## Problem to work on
Nothing but the lines from the one containing "Read all visible content and emit it as JSON." through the last line of the data below should be returned, each copied exactly.

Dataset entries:
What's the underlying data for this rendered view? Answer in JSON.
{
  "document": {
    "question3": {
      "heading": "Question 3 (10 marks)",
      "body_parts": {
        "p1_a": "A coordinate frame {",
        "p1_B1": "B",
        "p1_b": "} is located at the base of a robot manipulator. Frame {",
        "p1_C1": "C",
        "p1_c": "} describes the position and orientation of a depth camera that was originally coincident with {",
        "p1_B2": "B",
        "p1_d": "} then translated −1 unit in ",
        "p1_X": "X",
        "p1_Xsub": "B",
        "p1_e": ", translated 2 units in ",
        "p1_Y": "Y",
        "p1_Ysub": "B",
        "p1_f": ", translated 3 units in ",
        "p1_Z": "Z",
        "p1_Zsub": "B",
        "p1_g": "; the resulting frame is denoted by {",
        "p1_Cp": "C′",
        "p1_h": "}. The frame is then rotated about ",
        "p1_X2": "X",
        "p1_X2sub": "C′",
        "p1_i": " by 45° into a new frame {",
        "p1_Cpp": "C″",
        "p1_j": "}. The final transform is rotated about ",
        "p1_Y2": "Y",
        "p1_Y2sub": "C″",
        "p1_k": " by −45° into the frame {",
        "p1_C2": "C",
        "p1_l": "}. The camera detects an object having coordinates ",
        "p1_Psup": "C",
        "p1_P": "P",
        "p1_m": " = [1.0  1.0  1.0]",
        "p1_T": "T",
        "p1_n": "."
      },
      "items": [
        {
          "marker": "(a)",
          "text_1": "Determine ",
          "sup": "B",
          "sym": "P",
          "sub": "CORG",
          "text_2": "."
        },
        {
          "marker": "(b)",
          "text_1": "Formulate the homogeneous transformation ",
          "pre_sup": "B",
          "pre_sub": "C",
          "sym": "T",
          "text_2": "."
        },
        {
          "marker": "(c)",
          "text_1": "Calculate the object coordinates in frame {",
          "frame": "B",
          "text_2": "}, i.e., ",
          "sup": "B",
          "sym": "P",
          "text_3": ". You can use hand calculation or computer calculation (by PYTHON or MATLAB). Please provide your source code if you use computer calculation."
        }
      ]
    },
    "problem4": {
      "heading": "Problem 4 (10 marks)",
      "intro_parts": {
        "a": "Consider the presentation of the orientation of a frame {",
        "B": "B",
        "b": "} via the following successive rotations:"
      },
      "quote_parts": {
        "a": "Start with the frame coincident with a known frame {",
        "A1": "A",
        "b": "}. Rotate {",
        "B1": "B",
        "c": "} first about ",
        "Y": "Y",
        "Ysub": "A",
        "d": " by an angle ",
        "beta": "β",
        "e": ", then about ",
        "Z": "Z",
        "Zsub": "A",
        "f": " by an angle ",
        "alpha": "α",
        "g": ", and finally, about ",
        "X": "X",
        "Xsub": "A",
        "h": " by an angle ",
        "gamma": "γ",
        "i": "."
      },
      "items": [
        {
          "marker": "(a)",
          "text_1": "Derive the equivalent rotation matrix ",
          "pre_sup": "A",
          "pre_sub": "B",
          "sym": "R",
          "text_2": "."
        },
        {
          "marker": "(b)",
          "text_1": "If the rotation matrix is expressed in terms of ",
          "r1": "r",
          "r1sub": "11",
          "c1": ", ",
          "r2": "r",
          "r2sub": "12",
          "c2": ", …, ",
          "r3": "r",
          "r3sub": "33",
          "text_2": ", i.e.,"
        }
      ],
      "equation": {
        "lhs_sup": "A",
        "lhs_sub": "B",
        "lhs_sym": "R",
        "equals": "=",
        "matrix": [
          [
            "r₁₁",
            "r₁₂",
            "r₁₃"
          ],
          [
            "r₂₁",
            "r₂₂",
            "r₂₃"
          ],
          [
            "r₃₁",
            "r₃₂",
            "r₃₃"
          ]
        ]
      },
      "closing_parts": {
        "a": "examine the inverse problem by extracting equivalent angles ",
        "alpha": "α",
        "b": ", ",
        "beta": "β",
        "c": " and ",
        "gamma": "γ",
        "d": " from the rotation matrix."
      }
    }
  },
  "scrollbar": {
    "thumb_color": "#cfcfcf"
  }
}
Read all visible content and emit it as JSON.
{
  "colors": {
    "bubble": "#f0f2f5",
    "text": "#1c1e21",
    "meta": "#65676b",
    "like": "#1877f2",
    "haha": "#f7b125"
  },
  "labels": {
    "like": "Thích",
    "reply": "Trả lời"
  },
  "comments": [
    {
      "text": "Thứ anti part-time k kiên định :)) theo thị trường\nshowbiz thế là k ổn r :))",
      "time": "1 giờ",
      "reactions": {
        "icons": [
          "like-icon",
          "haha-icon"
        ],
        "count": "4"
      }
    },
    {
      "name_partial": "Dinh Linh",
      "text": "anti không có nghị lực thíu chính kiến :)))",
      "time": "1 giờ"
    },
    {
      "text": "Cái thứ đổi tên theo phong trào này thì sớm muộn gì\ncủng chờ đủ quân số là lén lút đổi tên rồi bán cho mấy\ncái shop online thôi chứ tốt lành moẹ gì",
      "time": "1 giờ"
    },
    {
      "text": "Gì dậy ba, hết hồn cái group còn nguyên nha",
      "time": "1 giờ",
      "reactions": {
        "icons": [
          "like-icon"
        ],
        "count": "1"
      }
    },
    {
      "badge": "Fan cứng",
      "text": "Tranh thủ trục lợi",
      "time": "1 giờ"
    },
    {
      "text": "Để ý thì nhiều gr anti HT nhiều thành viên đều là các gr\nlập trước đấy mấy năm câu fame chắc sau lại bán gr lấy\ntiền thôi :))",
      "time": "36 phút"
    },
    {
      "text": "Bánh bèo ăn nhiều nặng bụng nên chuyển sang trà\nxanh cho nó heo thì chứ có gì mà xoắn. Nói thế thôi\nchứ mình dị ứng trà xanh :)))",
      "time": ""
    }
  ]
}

## Task solution
Read all visible content and emit it as JSON.
{
  "colors": {
    "bubble": "#f0f2f5",
    "text": "#1c1e21",
    "meta": "#65676b",
    "like": "#1877f2",
    "haha": "#f7b125"
  },
  "labels": {
    "like": "Thích",
    "reply": "Trả lời"
  },
  "comments": [
    {
      "text": "Thứ anti part-time k kiên định :)) theo thị trường\nshowbiz thế là k ổn r :))",
      "time": "1 giờ",
      "reactions": {
        "icons": [
          "like-icon",
          "haha-icon"
        ],
        "count": "4"
      }
    },
    {
      "name_partial": "Dinh Linh",
      "text": "anti không có nghị lực thíu chính kiến :)))",
      "time": "1 giờ"
    },
    {
      "text": "Cái thứ đổi tên theo phong trào này thì sớm muộn gì\ncủng chờ đủ quân số là lén lút đổi tên rồi bán cho mấy\ncái shop online thôi chứ tốt lành moẹ gì",
      "time": "1 giờ"
    },
    {
      "text": "Gì dậy ba, hết hồn cái group còn nguyên nha",
      "time": "1 giờ",
      "reactions": {
        "icons": [
          "like-icon"
        ],
        "count": "1"
      }
    },
    {
      "badge": "Fan cứng",
      "text": "Tranh thủ trục lợi",
      "time": "1 giờ"
    },
    {
      "text": "Để ý thì nhiều gr anti HT nhiều thành viên đều là các gr\nlập trước đấy mấy năm câu fame chắc sau lại bán gr lấy\ntiền thôi :))",
      "time": "36 phút"
    },
    {
      "text": "Bánh bèo ăn nhiều nặng bụng nên chuyển sang trà\nxanh cho nó heo thì chứ có gì mà xoắn. Nói thế thôi\nchứ mình dị ứng trà xanh :)))",
      "time": ""
    }
  ]
}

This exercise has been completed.